● **TASK**
All entries are to be repeated exactly as shown below.

● **INFORMATION GIVEN**
——————

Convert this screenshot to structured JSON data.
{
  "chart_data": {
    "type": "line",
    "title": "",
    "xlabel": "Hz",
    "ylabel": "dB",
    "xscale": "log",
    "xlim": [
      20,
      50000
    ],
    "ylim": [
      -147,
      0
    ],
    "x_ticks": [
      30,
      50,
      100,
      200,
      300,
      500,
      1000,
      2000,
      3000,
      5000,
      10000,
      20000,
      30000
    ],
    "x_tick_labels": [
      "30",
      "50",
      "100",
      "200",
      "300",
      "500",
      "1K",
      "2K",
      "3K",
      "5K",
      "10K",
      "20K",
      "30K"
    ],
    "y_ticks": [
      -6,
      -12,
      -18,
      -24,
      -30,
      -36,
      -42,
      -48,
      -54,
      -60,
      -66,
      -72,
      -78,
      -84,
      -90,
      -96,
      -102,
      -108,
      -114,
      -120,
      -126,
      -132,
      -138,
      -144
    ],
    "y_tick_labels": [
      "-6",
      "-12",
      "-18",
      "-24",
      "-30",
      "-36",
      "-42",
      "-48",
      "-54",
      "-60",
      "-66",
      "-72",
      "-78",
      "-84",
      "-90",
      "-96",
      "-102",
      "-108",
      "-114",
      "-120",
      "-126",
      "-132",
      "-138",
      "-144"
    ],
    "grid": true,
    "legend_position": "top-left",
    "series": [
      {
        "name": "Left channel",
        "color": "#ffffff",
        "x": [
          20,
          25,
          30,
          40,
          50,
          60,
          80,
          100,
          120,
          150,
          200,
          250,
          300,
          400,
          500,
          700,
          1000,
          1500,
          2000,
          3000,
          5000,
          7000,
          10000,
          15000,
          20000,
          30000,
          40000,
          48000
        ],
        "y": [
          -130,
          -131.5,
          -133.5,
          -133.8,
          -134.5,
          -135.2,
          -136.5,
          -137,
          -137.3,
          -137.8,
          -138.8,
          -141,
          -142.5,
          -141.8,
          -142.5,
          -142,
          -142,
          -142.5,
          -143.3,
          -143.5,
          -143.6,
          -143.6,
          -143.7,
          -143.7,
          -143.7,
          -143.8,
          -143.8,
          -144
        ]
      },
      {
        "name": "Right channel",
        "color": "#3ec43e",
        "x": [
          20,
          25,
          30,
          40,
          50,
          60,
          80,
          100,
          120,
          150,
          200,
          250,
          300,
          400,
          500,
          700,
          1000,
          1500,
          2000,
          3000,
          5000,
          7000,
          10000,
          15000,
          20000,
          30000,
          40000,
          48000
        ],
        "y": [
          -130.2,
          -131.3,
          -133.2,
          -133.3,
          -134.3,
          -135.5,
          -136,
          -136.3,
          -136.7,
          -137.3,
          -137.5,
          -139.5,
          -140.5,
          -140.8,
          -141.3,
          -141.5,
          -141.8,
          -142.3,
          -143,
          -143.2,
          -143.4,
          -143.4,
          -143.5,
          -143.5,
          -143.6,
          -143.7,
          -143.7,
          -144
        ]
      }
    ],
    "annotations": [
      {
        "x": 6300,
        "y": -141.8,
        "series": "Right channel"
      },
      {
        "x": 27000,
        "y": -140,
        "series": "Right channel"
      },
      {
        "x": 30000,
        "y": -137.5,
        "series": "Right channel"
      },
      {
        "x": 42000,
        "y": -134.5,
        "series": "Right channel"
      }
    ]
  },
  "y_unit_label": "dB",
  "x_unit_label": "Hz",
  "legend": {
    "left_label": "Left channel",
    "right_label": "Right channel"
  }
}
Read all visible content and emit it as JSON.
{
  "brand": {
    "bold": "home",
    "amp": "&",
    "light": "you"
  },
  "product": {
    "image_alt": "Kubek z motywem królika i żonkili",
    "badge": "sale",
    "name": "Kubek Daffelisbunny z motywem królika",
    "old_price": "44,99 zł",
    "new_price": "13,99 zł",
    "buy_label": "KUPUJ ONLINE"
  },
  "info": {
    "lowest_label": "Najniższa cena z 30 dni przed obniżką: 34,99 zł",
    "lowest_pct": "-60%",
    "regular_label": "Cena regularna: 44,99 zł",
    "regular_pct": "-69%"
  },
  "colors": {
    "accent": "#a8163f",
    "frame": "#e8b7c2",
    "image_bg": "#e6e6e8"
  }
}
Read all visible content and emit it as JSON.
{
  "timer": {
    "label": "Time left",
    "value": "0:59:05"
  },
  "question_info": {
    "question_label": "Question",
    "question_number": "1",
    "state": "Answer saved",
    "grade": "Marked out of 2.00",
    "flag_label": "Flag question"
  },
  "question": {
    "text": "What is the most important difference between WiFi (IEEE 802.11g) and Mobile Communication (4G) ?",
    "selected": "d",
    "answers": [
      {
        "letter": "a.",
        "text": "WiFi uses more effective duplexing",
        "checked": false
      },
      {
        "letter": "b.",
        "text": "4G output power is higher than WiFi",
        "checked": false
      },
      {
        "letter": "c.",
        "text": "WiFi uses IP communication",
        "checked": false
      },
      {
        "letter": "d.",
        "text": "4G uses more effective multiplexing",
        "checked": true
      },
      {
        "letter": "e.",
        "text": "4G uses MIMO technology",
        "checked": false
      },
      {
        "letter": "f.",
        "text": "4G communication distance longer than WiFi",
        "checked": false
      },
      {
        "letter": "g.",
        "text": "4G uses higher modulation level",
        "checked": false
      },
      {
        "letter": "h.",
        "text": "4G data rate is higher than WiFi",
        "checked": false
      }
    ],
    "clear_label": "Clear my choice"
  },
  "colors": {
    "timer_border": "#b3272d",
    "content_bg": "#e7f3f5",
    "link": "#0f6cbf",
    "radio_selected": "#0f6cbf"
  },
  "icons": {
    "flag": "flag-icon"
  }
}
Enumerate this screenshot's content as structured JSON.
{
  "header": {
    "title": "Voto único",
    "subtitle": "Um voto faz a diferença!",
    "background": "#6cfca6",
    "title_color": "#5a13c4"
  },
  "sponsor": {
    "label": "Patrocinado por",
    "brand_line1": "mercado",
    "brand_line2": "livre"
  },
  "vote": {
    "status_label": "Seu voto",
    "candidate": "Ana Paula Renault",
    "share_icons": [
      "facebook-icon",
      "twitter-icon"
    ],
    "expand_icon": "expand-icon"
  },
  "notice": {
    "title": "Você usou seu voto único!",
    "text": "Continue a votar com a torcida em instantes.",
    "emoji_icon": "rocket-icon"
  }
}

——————

● **SOLUTION TO THIS TASK**
Convert this screenshot to structured JSON data.
{
  "chart_data": {
    "type": "line",
    "title": "",
    "xlabel": "Hz",
    "ylabel": "dB",
    "xscale": "log",
    "xlim": [
      20,
      50000
    ],
    "ylim": [
      -147,
      0
    ],
    "x_ticks": [
      30,
      50,
      100,
      200,
      300,
      500,
      1000,
      2000,
      3000,
      5000,
      10000,
      20000,
      30000
    ],
    "x_tick_labels": [
      "30",
      "50",
      "100",
      "200",
      "300",
      "500",
      "1K",
      "2K",
      "3K",
      "5K",
      "10K",
      "20K",
      "30K"
    ],
    "y_ticks": [
      -6,
      -12,
      -18,
      -24,
      -30,
      -36,
      -42,
      -48,
      -54,
      -60,
      -66,
      -72,
      -78,
      -84,
      -90,
      -96,
      -102,
      -108,
      -114,
      -120,
      -126,
      -132,
      -138,
      -144
    ],
    "y_tick_labels": [
      "-6",
      "-12",
      "-18",
      "-24",
      "-30",
      "-36",
      "-42",
      "-48",
      "-54",
      "-60",
      "-66",
      "-72",
      "-78",
      "-84",
      "-90",
      "-96",
      "-102",
      "-108",
      "-114",
      "-120",
      "-126",
      "-132",
      "-138",
      "-144"
    ],
    "grid": true,
    "legend_position": "top-left",
    "series": [
      {
        "name": "Left channel",
        "color": "#ffffff",
        "x": [
          20,
          25,
          30,
          40,
          50,
          60,
          80,
          100,
          120,
          150,
          200,
          250,
          300,
          400,
          500,
          700,
          1000,
          1500,
          2000,
          3000,
          5000,
          7000,
          10000,
          15000,
          20000,
          30000,
          40000,
          48000
        ],
        "y": [
          -130,
          -131.5,
          -133.5,
          -133.8,
          -134.5,
          -135.2,
          -136.5,
          -137,
          -137.3,
          -137.8,
          -138.8,
          -141,
          -142.5,
          -141.8,
          -142.5,
          -142,
          -142,
          -142.5,
          -143.3,
          -143.5,
          -143.6,
          -143.6,
          -143.7,
          -143.7,
          -143.7,
          -143.8,
          -143.8,
          -144
        ]
      },
      {
        "name": "Right channel",
        "color": "#3ec43e",
        "x": [
          20,
          25,
          30,
          40,
          50,
          60,
          80,
          100,
          120,
          150,
          200,
          250,
          300,
          400,
          500,
          700,
          1000,
          1500,
          2000,
          3000,
          5000,
          7000,
          10000,
          15000,
          20000,
          30000,
          40000,
          48000
        ],
        "y": [
          -130.2,
          -131.3,
          -133.2,
          -133.3,
          -134.3,
          -135.5,
          -136,
          -136.3,
          -136.7,
          -137.3,
          -137.5,
          -139.5,
          -140.5,
          -140.8,
          -141.3,
          -141.5,
          -141.8,
          -142.3,
          -143,
          -143.2,
          -143.4,
          -143.4,
          -143.5,
          -143.5,
          -143.6,
          -143.7,
          -143.7,
          -144
        ]
      }
    ],
    "annotations": [
      {
        "x": 6300,
        "y": -141.8,
        "series": "Right channel"
      },
      {
        "x": 27000,
        "y": -140,
        "series": "Right channel"
      },
      {
        "x": 30000,
        "y": -137.5,
        "series": "Right channel"
      },
      {
        "x": 42000,
        "y": -134.5,
        "series": "Right channel"
      }
    ]
  },
  "y_unit_label": "dB",
  "x_unit_label": "Hz",
  "legend": {
    "left_label": "Left channel",
    "right_label": "Right channel"
  }
}
Read all visible content and emit it as JSON.
{
  "brand": {
    "bold": "home",
    "amp": "&",
    "light": "you"
  },
  "product": {
    "image_alt": "Kubek z motywem królika i żonkili",
    "badge": "sale",
    "name": "Kubek Daffelisbunny z motywem królika",
    "old_price": "44,99 zł",
    "new_price": "13,99 zł",
    "buy_label": "KUPUJ ONLINE"
  },
  "info": {
    "lowest_label": "Najniższa cena z 30 dni przed obniżką: 34,99 zł",
    "lowest_pct": "-60%",
    "regular_label": "Cena regularna: 44,99 zł",
    "regular_pct": "-69%"
  },
  "colors": {
    "accent": "#a8163f",
    "frame": "#e8b7c2",
    "image_bg": "#e6e6e8"
  }
}
Read all visible content and emit it as JSON.
{
  "timer": {
    "label": "Time left",
    "value": "0:59:05"
  },
  "question_info": {
    "question_label": "Question",
    "question_number": "1",
    "state": "Answer saved",
    "grade": "Marked out of 2.00",
    "flag_label": "Flag question"
  },
  "question": {
    "text": "What is the most important difference between WiFi (IEEE 802.11g) and Mobile Communication (4G) ?",
    "selected": "d",
    "answers": [
      {
        "letter": "a.",
        "text": "WiFi uses more effective duplexing",
        "checked": false
      },
      {
        "letter": "b.",
        "text": "4G output power is higher than WiFi",
        "checked": false
      },
      {
        "letter": "c.",
        "text": "WiFi uses IP communication",
        "checked": false
      },
      {
        "letter": "d.",
        "text": "4G uses more effective multiplexing",
        "checked": true
      },
      {
        "letter": "e.",
        "text": "4G uses MIMO technology",
        "checked": false
      },
      {
        "letter": "f.",
        "text": "4G communication distance longer than WiFi",
        "checked": false
      },
      {
        "letter": "g.",
        "text": "4G uses higher modulation level",
        "checked": false
      },
      {
        "letter": "h.",
        "text": "4G data rate is higher than WiFi",
        "checked": false
      }
    ],
    "clear_label": "Clear my choice"
  },
  "colors": {
    "timer_border": "#b3272d",
    "content_bg": "#e7f3f5",
    "link": "#0f6cbf",
    "radio_selected": "#0f6cbf"
  },
  "icons": {
    "flag": "flag-icon"
  }
}
Enumerate this screenshot's content as structured JSON.
{
  "header": {
    "title": "Voto único",
    "subtitle": "Um voto faz a diferença!",
    "background": "#6cfca6",
    "title_color": "#5a13c4"
  },
  "sponsor": {
    "label": "Patrocinado por",
    "brand_line1": "mercado",
    "brand_line2": "livre"
  },
  "vote": {
    "status_label": "Seu voto",
    "candidate": "Ana Paula Renault",
    "share_icons": [
      "facebook-icon",
      "twitter-icon"
    ],
    "expand_icon": "expand-icon"
  },
  "notice": {
    "title": "Você usou seu voto único!",
    "text": "Continue a votar com a torcida em instantes.",
    "emoji_icon": "rocket-icon"
  }
}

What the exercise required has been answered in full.